• [Task statement] Each line from the one containing "Enumerate this screenshot's" through the final line of the records is to be repeated exactly, with no additions.

_ _ _

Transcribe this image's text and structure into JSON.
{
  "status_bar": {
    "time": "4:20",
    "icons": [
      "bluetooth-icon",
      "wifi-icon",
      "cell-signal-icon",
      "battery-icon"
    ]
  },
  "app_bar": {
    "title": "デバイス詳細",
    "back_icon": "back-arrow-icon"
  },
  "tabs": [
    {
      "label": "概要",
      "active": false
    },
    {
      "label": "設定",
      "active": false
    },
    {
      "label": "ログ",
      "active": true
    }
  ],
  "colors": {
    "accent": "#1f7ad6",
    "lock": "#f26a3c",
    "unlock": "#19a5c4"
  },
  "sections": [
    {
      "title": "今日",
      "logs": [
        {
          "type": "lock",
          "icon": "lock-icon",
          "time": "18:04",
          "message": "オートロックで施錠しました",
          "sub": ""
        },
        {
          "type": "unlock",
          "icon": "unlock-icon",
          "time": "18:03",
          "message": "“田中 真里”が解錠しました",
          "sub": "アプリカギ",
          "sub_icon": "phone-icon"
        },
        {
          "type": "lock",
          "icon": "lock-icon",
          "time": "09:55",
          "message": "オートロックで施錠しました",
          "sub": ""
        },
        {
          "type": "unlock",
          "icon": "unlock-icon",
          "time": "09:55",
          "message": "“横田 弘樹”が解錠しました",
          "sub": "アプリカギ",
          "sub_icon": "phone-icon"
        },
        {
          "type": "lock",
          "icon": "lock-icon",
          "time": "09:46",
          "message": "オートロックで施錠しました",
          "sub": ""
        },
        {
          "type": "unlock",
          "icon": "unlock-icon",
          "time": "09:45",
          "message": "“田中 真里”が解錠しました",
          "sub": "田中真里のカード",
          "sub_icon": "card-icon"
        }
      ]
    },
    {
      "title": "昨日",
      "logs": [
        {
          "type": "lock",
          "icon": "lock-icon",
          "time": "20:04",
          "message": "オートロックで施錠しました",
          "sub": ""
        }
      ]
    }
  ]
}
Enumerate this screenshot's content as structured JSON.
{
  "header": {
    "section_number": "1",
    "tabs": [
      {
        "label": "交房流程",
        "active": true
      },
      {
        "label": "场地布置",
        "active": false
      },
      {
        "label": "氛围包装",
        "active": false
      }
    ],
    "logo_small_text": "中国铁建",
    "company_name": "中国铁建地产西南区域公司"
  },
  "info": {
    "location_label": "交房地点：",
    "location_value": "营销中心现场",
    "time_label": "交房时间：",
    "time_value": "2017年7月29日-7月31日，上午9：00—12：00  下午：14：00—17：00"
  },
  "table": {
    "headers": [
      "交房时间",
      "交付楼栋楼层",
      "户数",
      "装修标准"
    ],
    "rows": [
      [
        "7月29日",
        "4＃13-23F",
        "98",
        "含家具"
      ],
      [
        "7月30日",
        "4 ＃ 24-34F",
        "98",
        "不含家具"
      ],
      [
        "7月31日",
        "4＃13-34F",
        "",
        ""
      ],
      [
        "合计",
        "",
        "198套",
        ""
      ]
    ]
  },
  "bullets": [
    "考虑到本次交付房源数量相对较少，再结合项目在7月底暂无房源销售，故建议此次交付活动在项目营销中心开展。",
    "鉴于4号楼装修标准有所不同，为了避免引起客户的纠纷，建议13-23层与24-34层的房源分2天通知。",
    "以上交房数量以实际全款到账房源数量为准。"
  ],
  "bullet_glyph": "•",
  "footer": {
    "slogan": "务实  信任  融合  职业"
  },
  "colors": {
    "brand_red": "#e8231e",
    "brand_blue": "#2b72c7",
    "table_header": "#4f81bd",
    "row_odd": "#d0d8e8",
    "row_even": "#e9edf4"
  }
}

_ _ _

• [Written response]
Enumerate this screenshot's content as structured JSON.
{
  "header": {
    "section_number": "1",
    "tabs": [
      {
        "label": "交房流程",
        "active": true
      },
      {
        "label": "场地布置",
        "active": false
      },
      {
        "label": "氛围包装",
        "active": false
      }
    ],
    "logo_small_text": "中国铁建",
    "company_name": "中国铁建地产西南区域公司"
  },
  "info": {
    "location_label": "交房地点：",
    "location_value": "营销中心现场",
    "time_label": "交房时间：",
    "time_value": "2017年7月29日-7月31日，上午9：00—12：00  下午：14：00—17：00"
  },
  "table": {
    "headers": [
      "交房时间",
      "交付楼栋楼层",
      "户数",
      "装修标准"
    ],
    "rows": [
      [
        "7月29日",
        "4＃13-23F",
        "98",
        "含家具"
      ],
      [
        "7月30日",
        "4 ＃ 24-34F",
        "98",
        "不含家具"
      ],
      [
        "7月31日",
        "4＃13-34F",
        "",
        ""
      ],
      [
        "合计",
        "",
        "198套",
        ""
      ]
    ]
  },
  "bullets": [
    "考虑到本次交付房源数量相对较少，再结合项目在7月底暂无房源销售，故建议此次交付活动在项目营销中心开展。",
    "鉴于4号楼装修标准有所不同，为了避免引起客户的纠纷，建议13-23层与24-34层的房源分2天通知。",
    "以上交房数量以实际全款到账房源数量为准。"
  ],
  "bullet_glyph": "•",
  "footer": {
    "slogan": "务实  信任  融合  职业"
  },
  "colors": {
    "brand_red": "#e8231e",
    "brand_blue": "#2b72c7",
    "table_header": "#4f81bd",
    "row_odd": "#d0d8e8",
    "row_even": "#e9edf4"
  }
}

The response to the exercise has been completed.